"We're continuously looking at small form factor (desktops) as a possibility," said Gary Elsasser, vice president of product development at Gateway. But, as a PC maker, "you've got to look at the marketplace and decide what's going to drive the highest amount of volume...and what's going to meet customers' needs. It takes time for customers' perceptions to change, and I don't think (they're) going to change anytime in the immediate future."

Changing consumer taste will amount to a monumental task for the tiny Mini. To date, the vast majority of consumers purchasing Windows desktops have shown little desire for anything other than a standard mini tower. Even stylish, all-in-one machines such as the iMac and the Gateway Profile have sold in small numbers compared with the tens of millions of standard desktops purchased by consumers annually.

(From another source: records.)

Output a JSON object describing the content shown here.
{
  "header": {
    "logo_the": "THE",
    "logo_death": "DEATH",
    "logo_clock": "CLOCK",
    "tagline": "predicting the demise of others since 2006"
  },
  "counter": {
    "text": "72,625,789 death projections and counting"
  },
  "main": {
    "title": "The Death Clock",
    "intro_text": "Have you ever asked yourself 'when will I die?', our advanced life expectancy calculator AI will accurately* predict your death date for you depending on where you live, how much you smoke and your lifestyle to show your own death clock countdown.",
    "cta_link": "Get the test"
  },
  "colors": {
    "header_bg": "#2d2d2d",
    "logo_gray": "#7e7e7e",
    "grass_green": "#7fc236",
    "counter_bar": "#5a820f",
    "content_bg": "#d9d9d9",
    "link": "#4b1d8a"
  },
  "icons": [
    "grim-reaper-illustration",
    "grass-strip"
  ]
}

But Apple has paved the way before. Take the company's iPod music player, which has changed the way many people listen to music. Although it has yet to be determined whether the Mini will be the product that turns around the entire desktop computer market, the machine has arrived at what could be an opportune time.

Previous page
Page 1 | 2 | 3


Join the conversation!
Add your comment

Join the conversation

Add your comment

The posting of advertisements, profanity, or personal attacks is prohibited. Click here to review our Terms of Use.

What's Hot



RSS Feeds

Add headlines from CNET News to your homepage or feedreader.